◆ GOAL OF THE EXERCISE:
Copy every line of the material exactly as it stands.

RECORD EXTRACTS START

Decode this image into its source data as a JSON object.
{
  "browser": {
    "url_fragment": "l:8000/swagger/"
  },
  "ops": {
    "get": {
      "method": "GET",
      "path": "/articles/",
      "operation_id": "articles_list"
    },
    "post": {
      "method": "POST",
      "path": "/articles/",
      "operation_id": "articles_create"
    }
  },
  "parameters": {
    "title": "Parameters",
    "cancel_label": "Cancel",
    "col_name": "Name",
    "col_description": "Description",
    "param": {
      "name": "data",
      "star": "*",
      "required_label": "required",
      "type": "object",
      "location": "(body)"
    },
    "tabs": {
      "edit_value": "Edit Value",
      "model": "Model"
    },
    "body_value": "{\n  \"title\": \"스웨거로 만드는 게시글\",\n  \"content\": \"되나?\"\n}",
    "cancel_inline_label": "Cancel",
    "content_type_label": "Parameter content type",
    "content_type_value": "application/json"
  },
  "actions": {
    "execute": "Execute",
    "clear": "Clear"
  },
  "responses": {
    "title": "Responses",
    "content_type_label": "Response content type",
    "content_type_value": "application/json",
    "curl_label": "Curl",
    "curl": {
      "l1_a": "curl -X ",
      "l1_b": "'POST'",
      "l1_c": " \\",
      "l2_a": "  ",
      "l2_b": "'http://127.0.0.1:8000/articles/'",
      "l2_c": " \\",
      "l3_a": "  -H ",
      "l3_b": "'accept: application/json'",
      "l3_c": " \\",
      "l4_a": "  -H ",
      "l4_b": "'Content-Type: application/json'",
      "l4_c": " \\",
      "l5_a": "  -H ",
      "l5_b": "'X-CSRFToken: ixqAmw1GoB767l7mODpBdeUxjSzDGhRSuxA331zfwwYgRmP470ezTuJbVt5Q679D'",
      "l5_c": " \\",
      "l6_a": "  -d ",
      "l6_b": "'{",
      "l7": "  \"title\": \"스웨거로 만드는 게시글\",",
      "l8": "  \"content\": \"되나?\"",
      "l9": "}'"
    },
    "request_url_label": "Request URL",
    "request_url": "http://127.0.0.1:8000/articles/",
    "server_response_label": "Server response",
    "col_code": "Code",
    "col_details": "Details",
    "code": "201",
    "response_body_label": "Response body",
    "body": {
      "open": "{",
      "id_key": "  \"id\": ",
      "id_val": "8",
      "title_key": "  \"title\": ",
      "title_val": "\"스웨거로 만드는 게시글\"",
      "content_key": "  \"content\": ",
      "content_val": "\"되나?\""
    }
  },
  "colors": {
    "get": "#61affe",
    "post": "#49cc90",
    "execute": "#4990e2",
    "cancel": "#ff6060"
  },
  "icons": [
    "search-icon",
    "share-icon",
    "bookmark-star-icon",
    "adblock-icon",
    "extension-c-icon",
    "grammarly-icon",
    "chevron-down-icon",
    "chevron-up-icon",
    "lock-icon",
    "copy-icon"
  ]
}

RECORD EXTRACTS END

◆ EXERCISE SOLUTION:
Decode this image into its source data as a JSON object.
{
  "browser": {
    "url_fragment": "l:8000/swagger/"
  },
  "ops": {
    "get": {
      "method": "GET",
      "path": "/articles/",
      "operation_id": "articles_list"
    },
    "post": {
      "method": "POST",
      "path": "/articles/",
      "operation_id": "articles_create"
    }
  },
  "parameters": {
    "title": "Parameters",
    "cancel_label": "Cancel",
    "col_name": "Name",
    "col_description": "Description",
    "param": {
      "name": "data",
      "star": "*",
      "required_label": "required",
      "type": "object",
      "location": "(body)"
    },
    "tabs": {
      "edit_value": "Edit Value",
      "model": "Model"
    },
    "body_value": "{\n  \"title\": \"스웨거로 만드는 게시글\",\n  \"content\": \"되나?\"\n}",
    "cancel_inline_label": "Cancel",
    "content_type_label": "Parameter content type",
    "content_type_value": "application/json"
  },
  "actions": {
    "execute": "Execute",
    "clear": "Clear"
  },
  "responses": {
    "title": "Responses",
    "content_type_label": "Response content type",
    "content_type_value": "application/json",
    "curl_label": "Curl",
    "curl": {
      "l1_a": "curl -X ",
      "l1_b": "'POST'",
      "l1_c": " \\",
      "l2_a": "  ",
      "l2_b": "'http://127.0.0.1:8000/articles/'",
      "l2_c": " \\",
      "l3_a": "  -H ",
      "l3_b": "'accept: application/json'",
      "l3_c": " \\",
      "l4_a": "  -H ",
      "l4_b": "'Content-Type: application/json'",
      "l4_c": " \\",
      "l5_a": "  -H ",
      "l5_b": "'X-CSRFToken: ixqAmw1GoB767l7mODpBdeUxjSzDGhRSuxA331zfwwYgRmP470ezTuJbVt5Q679D'",
      "l5_c": " \\",
      "l6_a": "  -d ",
      "l6_b": "'{",
      "l7": "  \"title\": \"스웨거로 만드는 게시글\",",
      "l8": "  \"content\": \"되나?\"",
      "l9": "}'"
    },
    "request_url_label": "Request URL",
    "request_url": "http://127.0.0.1:8000/articles/",
    "server_response_label": "Server response",
    "col_code": "Code",
    "col_details": "Details",
    "code": "201",
    "response_body_label": "Response body",
    "body": {
      "open": "{",
      "id_key": "  \"id\": ",
      "id_val": "8",
      "title_key": "  \"title\": ",
      "title_val": "\"스웨거로 만드는 게시글\"",
      "content_key": "  \"content\": ",
      "content_val": "\"되나?\""
    }
  },
  "colors": {
    "get": "#61affe",
    "post": "#49cc90",
    "execute": "#4990e2",
    "cancel": "#ff6060"
  },
  "icons": [
    "search-icon",
    "share-icon",
    "bookmark-star-icon",
    "adblock-icon",
    "extension-c-icon",
    "grammarly-icon",
    "chevron-down-icon",
    "chevron-up-icon",
    "lock-icon",
    "copy-icon"
  ]
}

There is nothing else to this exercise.